But wait, there’s more! He then says that to be a Christian, you also have to be able to show why all the other religions are false. This is actually an important point that a lot of religious people ignore because all the reasons they give for why other religions are false can be used against their own too. Feser helps them out, starting first with how to eliminate all polytheistic religions, though I am not sure why he includes a nontheistic religion like Buddhism in the mix.
These are just the sorts of topics one finds treated in old-fashioned manuals of natural theology written in the Scholastic tradition.

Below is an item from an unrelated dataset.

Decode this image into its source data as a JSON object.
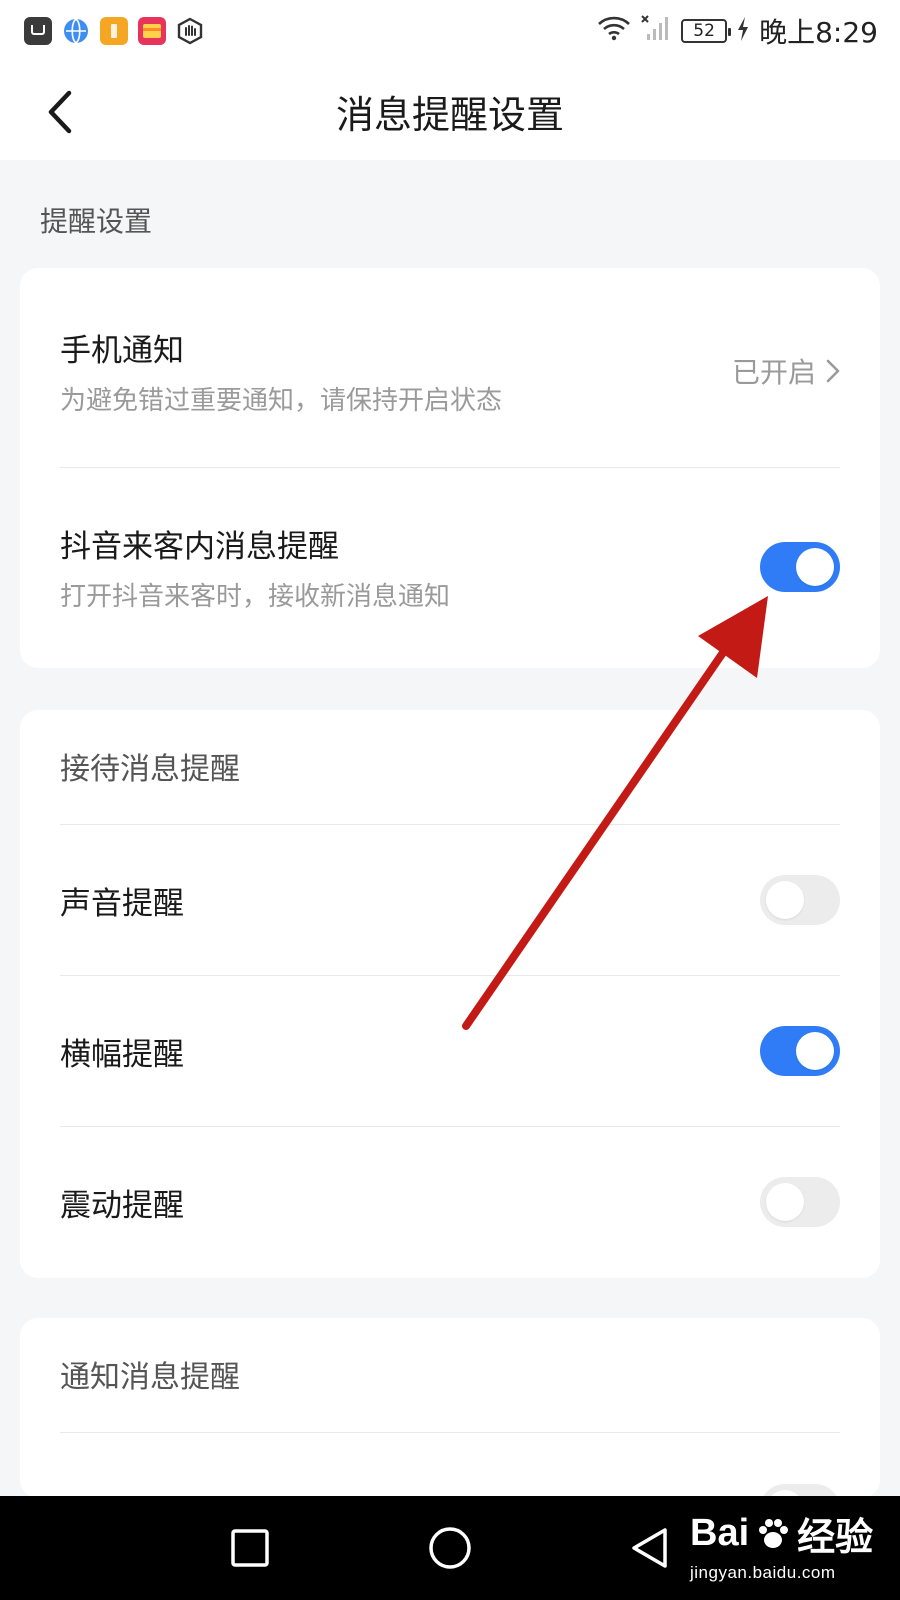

And once one has established this much, religions like Buddhism, Taoism, most forms of Hinduism, etc. are ruled out already. Only some form of monotheism can be true IF any form is true at all.
With those out of the way, he turns to competing major monotheistic religions, though he seems to deal only with Islam, ignoring Judaism altogether. That is typical. Christians in the US tend to tread gingerly around Judaism, believing it to be a false religion but rarely coming out and saying so.
The next step is to show that IF any allegedly revealed religion is true, it has to be backed by miracles in the strict sense — events that could not in principle happen naturally and that could only have had a divine cause. There is no other way one could have rational grounds for confirming the claim that some message really came from God.
That much pretty much rules out Islam. Muhammad never even claimed any miracle other than the Koran itself. But the Koran is clearly not miraculous in principle even if one believed that it was so extraordinary that Muhammad could not have written it. By contrast, everyone agrees that Christ’s resurrection would be impossible by purely natural causes, IF it really occurred.
The next step is to defend the historicity of Christ’s resurrection itself. In my view, it is foolish to do this until one has already independently established points 1-5 above. For only in light of 1-5 is the evidence for the resurrection going to have its full power. Apart from 1-5 a skeptic could always say “Who knows what really happened, but we know it couldn’t have been a miracle” etc. That won’t wash if one has already established 1-5, though.
If one establishes that too, though, and if one grants (what I think there is no reasonable doubt about) that Jesus of Nazareth claimed to be divine, then the fact that He was resurrected, that only God could have resurrected Him, and that this happened despite His saying something which would (if false) be blasphemous in the extreme, all would confirm that it was not false. In other words, it would show that there is a divine “seal of approval” on what He said and that what He said is therefore true. But if He is divine, and yet He is a different Person from the Father and Holy Spirit, etc., then we’ve got the essence of the doctrine of the Trinity. And then from there a Thomistic theologian works out the rest by inferring from what natural theology tells us together with what Christ’s revelation tells us. And that takes us beyond natural or philosophical theology and into sacred theology.
That’s nothing more than a sketch, but that’s the framework that a sound Christian theology would begin by fleshing out. It’s the sort of thing Aquinas and other Scholastics do, and the sort of thing that has to be done before the more detailed stuff (law and grace, sin and salvation, Eucharistic theology, etc. etc.) can properly be treated.
So there you go, Christians. None of that wishy-washy “If you accept Jesus as your savior, you are a Christian” short cut. That’s for slackers. Get to work meeting all of Feser’s requirements before calling yourself a Christian.